POSTED: Wednesday, May 9, 2012 - 7:00am
UPDATED: Wednesday, May 9, 2012 - 7:04am
United States — Crown CEO Chuck Bentley has a message for college students and their parents—student loans aren’t the solution—they’re part of the problem. In fact, 2 out of 3 students will graduate with debt, according to The Student Debt Project. This year, as student debt has surpassed credit card debt, Crown is proposing a “12 Step” Program for families who may soon be in over their financial heads.
“The next great debt bubble to explode in this country will be student loans. The average graduate with debt owes $27,000 and the total outstanding debt for all student loans is nearly $1 trillion,” says Bentley. “What most families don’t realize is that they don’t have to be a part of it.”
Congress again this week will grapple with the extremely volatile issue of government subsidized student loan interest rates, which will double if new legislation isn’t passed to stop automatic increases. Add that to the fact that over the last three years, the cost of education at a four-year public college has gone up 25 percent, and you can see the financial strain on parents and students.
“All of this is happening at a time when the unemployment rate for young people in their 20s is above 12 percent and 85 percent of college grads are moving back in with their folks. In an already stagnant economy, the burden of having to pay back student loans only makes it tougher on young people starting out today,” said Bentley.
It doesn’t have to be that way, according to Bentley. “It’s entirely possible to attend college debt free. I know, because my two oldest boys have done it. We’ve still have two to go, and we don’t plan on taking out student loans for them, either.”
Bentley says that graduating debt free requires savings, planning and commitment, and a game plan that could include the following “12-Step” program:
1. Know yourself. Rather than just take prep-courses for the ACT and SAT tests, do some self-evaluation to choose the appropriate course of study. Crown’s Career Direct is a personal assessment that can help a student turn their passion into a career.
2. Treat high school as the place to work to earn the grades that will qualify students for scholarships and grants. It is the highest paying job for anyone age 14-18. For some, it could mean more than $100,000 of financial rewards.
3. Attend a community college for the first two years while living at home. It dramatically lowers the cost of a college education while still allowing the student to earn a diploma from the desired school.
4. Choose an affordable institution for an undergraduate degree, and save money for a master’s degree at the school of your choice.
5. Take as many AP classes as possible while still in high school. The college credits earned there save money later.
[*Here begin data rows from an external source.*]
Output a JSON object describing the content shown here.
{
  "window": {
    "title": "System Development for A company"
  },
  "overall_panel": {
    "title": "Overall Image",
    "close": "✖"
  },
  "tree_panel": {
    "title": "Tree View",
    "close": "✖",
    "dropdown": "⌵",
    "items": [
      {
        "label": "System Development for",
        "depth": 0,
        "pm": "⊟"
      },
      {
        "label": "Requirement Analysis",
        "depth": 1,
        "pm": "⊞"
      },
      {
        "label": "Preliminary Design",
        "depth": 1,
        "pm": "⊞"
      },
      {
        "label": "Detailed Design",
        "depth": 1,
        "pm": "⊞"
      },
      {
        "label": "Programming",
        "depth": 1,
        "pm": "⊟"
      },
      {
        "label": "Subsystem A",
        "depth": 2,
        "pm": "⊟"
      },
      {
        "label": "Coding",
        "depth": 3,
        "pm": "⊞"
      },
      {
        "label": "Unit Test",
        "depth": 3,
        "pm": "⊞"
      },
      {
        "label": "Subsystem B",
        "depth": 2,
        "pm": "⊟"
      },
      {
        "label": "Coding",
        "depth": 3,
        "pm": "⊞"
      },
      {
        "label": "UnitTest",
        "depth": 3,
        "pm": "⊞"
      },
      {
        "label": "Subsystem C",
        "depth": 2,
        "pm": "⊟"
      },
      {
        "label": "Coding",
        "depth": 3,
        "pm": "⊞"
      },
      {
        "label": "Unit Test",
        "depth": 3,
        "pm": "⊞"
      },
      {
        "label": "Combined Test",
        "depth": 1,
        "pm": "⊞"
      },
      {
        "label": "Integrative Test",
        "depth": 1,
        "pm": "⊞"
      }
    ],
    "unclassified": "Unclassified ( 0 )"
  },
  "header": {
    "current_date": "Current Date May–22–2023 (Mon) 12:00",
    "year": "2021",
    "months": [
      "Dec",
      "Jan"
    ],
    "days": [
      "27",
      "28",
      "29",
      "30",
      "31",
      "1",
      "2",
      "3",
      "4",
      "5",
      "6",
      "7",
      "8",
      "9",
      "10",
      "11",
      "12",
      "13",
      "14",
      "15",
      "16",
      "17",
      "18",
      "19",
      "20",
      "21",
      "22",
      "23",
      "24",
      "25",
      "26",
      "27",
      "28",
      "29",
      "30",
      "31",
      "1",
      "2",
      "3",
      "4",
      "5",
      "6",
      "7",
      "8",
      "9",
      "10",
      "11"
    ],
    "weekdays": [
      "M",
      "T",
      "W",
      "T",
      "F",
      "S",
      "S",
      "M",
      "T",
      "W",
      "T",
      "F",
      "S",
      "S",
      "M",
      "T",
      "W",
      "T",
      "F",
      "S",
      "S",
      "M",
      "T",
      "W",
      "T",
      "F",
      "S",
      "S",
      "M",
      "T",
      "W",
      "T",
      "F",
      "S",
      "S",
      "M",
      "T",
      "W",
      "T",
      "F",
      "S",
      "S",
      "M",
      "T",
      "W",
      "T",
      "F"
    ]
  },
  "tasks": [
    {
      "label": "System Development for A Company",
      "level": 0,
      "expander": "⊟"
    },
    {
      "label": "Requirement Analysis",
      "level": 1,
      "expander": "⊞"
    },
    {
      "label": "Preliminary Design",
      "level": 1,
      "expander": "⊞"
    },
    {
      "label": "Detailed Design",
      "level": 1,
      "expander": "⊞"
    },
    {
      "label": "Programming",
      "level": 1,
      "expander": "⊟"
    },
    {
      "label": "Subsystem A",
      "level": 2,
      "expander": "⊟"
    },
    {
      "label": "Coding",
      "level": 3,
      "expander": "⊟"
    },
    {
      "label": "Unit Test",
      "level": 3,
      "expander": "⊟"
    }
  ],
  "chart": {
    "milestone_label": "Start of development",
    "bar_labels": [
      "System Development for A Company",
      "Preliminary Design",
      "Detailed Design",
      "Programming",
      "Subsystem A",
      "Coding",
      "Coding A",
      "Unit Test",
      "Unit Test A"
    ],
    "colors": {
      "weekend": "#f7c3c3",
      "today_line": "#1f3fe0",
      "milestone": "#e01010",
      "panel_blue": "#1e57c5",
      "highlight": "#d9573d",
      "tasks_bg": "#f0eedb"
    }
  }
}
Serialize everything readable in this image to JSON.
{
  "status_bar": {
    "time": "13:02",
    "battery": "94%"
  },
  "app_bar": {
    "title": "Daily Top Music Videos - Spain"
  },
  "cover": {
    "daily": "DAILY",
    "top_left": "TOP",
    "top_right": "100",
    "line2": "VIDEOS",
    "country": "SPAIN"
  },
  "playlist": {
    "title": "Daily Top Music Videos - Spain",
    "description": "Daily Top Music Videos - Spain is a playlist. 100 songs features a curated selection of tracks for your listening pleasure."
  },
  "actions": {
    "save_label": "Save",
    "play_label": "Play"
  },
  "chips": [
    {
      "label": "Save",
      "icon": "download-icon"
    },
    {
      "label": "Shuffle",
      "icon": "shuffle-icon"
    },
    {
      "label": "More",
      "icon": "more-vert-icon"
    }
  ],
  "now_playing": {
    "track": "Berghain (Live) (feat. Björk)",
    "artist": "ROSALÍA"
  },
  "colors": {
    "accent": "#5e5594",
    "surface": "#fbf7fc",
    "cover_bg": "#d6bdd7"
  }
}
6. Take dual or joint enrollment classes while still in high school. These are taught either in your high school or on a college campus. They are graded and count toward your GPA.
7. “CLEP” out of some classes. The College Level Examination Program, or CLEP, allows you to test out of certain classes. Study guides are available to help you learn enough material to pass the test.
8. Participate in the U-Promise program.
9. Turn a teenager’s web browsing skills to good use looking for scholarships off the beaten path. Many big box stores like Wal-Mart and Target offer a large number of small general scholarships for local students, from $500 to $1,000. Every little bit helps.
10. Work part time while in school, during breaks and over the summer. A student should be able to work part time to provide spending money while in school. Studies prove that students who work perform better in their classes.
11. Consider the military. By joining a military reserve unit, significant funds can be earned. As active duty military, student can earn GI Bill money for education.
12. Leverage your athletic ability. Sports scholarships have long been a path to college for talented athletes. Turn that God-given skill into a degree than can last a lifetime.
In the end, choosing debt should be done with a calculator and a good understanding of the long term implications. In general, for parent or students, only 5 % of after-tax, spendable income should go to debt repayment. When student debt (or any consumer debt) devours more than 8 percent of available income, financial stress will dramatically increase and may turn that dream degree into a nightmare.